Income tax and other taxes

Do you want to start a business and understand the steps you must take to fulfil your tax obligations? Whether you are interested in self-employment or starting or reactivating a business, you will find in this section all the information you need to bring your project to reality.

When you do business in Québec, two taxes must be applied on sales :

  • GST (goods and services tax)

  • QST (Québec sales tax)

Under an agreement concluded between the government of Canada and the government of Québec, Revenu Québec administers the GST in Québec. Therefore, Revenu Québec receives and processes applications for registration for GST for all entities with commercial activities within its jurisdiction.

The GST and QST are taxes applicable to most goods and services that a business sells or offers. The GST is calculated at the rate of 5% on the sale price. The QST is calculated at the rate of 9.975% on the sale price.

Example: for a purchase of $100

Cost of the good or service: $100

GST 5% ($100 x 5%) = $5

QST 9.975% ($100 x 9.975%) = $9.98

Total paid by the consumer: $114.98

$100 + $5 (GST 5%) + $9.98 (QST 9.975%) = $114.98

 

Registering for the GST and QST

It is not obligatory to register for the GST and QST to create a business. Indeed, it is only when you generate revenues of more than $30,000 (before taxes) over four consecutive quarters that you have to register. Analyze your budgeted financial statements before making your decision.

Merchants that make taxable sales must generally collect these taxes. They then become agents of Revenu Québec. In this capacity, they must register under the GST and QST systems on the Revenu Québec website. On that website you will also find information on how to collect, calculate, and remit the taxes, how to apply the two taxes to various transactions, expenditures related to meals and entertainment, sales to diplomats or governments, and applications for tax reimbursements.

Register under the GST and QST systems

According to Revenu Québec, from the fiscal point of view, a self-employed worker is a person who, under a verbal or written agreement, commits to another person, his or her client, to perform material work or supply a service for a price that the client commits to pay him or her. Self-employed workers may also own a business or be commission salespeople.

Here are some criteria to help you distinguish between a self-employed worker and an employee :

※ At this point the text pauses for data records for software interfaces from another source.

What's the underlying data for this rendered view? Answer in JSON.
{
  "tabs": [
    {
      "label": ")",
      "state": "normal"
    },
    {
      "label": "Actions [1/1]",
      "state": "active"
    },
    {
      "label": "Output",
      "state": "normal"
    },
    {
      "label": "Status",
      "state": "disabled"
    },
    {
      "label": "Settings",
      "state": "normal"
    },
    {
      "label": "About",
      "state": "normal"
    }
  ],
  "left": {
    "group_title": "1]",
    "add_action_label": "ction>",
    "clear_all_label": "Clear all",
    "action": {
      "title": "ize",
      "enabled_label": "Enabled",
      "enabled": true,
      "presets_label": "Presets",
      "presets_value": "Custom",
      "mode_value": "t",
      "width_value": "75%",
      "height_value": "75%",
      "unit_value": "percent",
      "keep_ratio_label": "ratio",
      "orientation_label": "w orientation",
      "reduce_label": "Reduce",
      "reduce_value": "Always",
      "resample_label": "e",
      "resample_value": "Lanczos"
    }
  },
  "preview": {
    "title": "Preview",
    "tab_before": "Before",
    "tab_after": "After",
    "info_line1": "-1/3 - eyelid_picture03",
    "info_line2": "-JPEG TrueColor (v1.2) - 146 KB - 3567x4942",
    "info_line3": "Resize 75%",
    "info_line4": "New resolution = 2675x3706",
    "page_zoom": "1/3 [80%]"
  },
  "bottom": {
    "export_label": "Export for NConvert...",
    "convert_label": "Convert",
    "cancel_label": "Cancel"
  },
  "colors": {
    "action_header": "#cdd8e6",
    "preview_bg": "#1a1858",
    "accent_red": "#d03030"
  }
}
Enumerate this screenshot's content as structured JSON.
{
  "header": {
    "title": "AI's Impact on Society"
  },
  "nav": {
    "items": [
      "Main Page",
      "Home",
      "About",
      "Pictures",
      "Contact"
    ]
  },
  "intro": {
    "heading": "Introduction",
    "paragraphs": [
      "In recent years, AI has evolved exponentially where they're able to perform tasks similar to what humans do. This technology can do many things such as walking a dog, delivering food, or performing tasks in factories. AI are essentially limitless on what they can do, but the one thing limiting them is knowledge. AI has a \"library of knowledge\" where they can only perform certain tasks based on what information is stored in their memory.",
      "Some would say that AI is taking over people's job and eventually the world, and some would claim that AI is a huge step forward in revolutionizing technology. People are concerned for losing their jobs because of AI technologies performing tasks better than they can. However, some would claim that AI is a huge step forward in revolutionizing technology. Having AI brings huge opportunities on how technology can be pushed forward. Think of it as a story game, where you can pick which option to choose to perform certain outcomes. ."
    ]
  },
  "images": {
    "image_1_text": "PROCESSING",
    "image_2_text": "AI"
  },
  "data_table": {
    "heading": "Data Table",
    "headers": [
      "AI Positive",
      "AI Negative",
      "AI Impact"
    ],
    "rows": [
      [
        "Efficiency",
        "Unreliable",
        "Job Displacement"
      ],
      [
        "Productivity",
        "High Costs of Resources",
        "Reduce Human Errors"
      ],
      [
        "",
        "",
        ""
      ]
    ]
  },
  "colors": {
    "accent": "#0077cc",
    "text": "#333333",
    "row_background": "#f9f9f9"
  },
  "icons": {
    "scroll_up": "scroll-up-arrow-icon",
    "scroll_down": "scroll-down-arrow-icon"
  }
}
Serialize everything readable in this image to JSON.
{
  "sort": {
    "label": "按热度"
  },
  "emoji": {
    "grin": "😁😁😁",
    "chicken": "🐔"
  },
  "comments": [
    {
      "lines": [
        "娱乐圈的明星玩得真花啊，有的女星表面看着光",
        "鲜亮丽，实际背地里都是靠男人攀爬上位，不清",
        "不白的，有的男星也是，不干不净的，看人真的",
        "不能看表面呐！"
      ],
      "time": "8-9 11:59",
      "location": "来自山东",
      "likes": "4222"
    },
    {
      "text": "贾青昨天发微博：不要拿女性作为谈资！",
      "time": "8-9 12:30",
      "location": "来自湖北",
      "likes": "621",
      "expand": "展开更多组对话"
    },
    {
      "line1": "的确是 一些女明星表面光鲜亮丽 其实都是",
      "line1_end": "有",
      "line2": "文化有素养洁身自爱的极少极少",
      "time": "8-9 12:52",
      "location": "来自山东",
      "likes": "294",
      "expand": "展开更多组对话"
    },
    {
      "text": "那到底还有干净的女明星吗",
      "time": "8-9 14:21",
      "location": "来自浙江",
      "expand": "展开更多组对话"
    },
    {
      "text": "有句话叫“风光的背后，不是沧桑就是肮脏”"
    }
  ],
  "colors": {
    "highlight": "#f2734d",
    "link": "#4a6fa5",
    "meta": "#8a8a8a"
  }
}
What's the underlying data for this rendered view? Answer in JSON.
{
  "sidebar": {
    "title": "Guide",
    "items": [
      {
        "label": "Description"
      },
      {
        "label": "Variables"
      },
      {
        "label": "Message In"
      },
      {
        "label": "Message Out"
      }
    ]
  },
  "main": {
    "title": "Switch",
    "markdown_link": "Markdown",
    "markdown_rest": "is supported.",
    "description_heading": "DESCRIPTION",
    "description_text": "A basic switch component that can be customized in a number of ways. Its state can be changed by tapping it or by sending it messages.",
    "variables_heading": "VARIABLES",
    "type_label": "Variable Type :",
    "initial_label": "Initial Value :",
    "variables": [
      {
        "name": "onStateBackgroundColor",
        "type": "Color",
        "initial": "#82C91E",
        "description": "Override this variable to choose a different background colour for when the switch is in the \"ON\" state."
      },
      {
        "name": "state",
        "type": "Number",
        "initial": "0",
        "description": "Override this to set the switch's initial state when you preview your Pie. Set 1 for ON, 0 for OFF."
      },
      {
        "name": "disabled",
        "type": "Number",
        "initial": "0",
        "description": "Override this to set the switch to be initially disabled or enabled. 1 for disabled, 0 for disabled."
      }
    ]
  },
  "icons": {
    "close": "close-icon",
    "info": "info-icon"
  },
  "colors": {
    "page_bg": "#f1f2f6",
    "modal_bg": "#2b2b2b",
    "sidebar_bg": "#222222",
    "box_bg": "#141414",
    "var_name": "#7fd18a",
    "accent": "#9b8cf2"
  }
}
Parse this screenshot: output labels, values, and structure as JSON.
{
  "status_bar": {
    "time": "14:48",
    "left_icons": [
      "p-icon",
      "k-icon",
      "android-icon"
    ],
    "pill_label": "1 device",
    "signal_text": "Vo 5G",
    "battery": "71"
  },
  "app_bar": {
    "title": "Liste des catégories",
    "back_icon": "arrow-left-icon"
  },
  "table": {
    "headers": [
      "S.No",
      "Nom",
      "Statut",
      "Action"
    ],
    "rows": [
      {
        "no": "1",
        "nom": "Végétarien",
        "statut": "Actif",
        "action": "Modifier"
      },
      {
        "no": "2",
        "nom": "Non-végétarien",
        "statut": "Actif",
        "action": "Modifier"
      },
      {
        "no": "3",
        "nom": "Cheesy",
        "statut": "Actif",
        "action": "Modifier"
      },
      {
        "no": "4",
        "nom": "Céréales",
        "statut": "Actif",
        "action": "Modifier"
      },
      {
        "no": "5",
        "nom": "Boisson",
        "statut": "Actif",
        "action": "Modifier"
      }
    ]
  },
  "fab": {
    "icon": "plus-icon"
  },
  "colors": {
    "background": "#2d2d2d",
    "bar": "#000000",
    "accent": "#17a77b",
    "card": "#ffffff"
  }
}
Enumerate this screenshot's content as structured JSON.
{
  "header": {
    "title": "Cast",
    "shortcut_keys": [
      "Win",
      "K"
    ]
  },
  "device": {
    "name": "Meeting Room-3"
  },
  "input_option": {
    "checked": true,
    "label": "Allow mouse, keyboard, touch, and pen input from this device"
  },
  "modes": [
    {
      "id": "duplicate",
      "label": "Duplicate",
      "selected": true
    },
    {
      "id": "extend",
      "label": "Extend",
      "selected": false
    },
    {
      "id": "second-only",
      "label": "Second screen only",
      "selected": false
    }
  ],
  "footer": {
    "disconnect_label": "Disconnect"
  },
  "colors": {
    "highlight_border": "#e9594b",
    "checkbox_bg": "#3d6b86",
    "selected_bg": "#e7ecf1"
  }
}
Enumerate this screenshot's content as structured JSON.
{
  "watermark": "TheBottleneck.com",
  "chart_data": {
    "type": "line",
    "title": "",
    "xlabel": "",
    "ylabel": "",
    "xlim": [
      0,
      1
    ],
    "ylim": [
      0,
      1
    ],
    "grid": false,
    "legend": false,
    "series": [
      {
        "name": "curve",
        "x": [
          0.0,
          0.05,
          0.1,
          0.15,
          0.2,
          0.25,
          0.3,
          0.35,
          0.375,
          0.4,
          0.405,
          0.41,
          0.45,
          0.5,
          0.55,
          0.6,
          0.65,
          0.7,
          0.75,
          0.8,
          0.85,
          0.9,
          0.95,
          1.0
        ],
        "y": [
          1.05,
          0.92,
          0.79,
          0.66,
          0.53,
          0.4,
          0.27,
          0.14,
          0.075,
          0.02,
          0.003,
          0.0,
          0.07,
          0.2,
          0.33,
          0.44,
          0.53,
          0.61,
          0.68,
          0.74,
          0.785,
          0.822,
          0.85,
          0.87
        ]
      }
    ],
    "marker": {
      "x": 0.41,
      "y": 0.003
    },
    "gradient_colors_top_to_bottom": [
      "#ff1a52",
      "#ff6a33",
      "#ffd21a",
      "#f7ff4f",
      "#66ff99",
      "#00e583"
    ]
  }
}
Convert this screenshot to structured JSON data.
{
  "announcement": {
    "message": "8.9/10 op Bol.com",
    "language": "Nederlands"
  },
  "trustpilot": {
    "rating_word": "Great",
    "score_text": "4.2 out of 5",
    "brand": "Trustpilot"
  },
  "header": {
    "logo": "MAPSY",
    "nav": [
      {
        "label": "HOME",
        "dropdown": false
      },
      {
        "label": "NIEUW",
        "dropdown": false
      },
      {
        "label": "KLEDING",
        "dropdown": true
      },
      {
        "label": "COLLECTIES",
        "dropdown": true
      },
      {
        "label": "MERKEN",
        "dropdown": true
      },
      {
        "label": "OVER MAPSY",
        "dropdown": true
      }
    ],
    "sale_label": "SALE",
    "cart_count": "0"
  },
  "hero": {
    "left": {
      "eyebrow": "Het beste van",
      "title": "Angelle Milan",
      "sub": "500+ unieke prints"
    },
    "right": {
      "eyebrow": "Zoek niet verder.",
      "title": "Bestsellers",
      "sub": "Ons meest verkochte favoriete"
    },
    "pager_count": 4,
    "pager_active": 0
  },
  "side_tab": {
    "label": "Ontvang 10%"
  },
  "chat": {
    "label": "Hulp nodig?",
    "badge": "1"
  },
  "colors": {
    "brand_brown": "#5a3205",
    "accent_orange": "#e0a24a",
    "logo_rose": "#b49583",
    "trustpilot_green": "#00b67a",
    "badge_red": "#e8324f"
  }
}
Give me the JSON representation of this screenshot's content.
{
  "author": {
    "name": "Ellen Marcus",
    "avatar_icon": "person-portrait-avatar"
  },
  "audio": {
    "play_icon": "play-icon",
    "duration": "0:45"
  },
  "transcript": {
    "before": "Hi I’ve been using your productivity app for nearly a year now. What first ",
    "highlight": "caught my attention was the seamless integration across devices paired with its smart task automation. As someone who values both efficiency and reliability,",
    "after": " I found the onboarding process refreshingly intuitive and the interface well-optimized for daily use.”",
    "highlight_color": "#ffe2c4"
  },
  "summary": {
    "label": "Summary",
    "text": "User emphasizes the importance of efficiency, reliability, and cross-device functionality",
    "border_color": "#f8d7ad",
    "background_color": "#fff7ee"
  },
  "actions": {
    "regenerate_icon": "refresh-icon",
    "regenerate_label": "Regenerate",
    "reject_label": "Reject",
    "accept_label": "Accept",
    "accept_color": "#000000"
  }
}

  • There is no connection of subordination between self-employed workers and their clients;

  • There is no employer-employee relationship, as is the case for employees;

  • Self-employed workers usually pay their own expenses;

  • They assume the financial risks inherent to their work;

  • They supply their own materials, although they are not required to perform the work themselves;

  • They may have employees or call upon other self-employed workers.

 

Rights and obligations of self-employed workers

Income earned by self-employed workers and by partners in a partnership (e.g., a limited partnership) is assessed in their personal income tax return as taxpayers. This is the inverse of revenues of a corporation or company, for which revenues are taxed in a tax return that is different from those of its shareholders.

Example: for the year 2013, a self-employed worker must produce his tax return before June 15 2014 and pay his taxes before April 30, 2014.

 

Tax deductions for self-employed workers

Self-employed workers may deduct from their personal income tax return all expenses incurred in relation to their business activities. These expenses must be supported by documentation, including invoices and contracts.

Fill out your tax return effectively

An incorporated business is an entity distinct from its owners.

 

Rights and obligations of incorporated businesses

After a business is incorporated and following one fiscal year-end, the business must produce a tax return distinct from that of its shareholders. The year-end date for the incorporated business may be chosen during the first fiscal year. The first fiscal year may be less than 12 months long. Once the date of the fiscal year-end for the incorporated business has been decided, it is almost impossible to change that date. There, the choice must be made wisely.

An incorporated business has six months to produce its taxes after the year-end that has been chosen. It is important to know that a company has three months, in the federal system, to pay its taxes to the Canada Revenue Agency if it is a private company under Canadian control, and two months to pay its taxes to Revenu Québec. If the business does not pay its taxes by the deadline, it will have to pay interest.

 

Basic tax deductions for an incorporated business

An incorporated business may deduct expenditures made in connection with the performance of its activities. These expenditures must be reasonable and supported by documentation that must be kept for at least 6 years, including for the current year.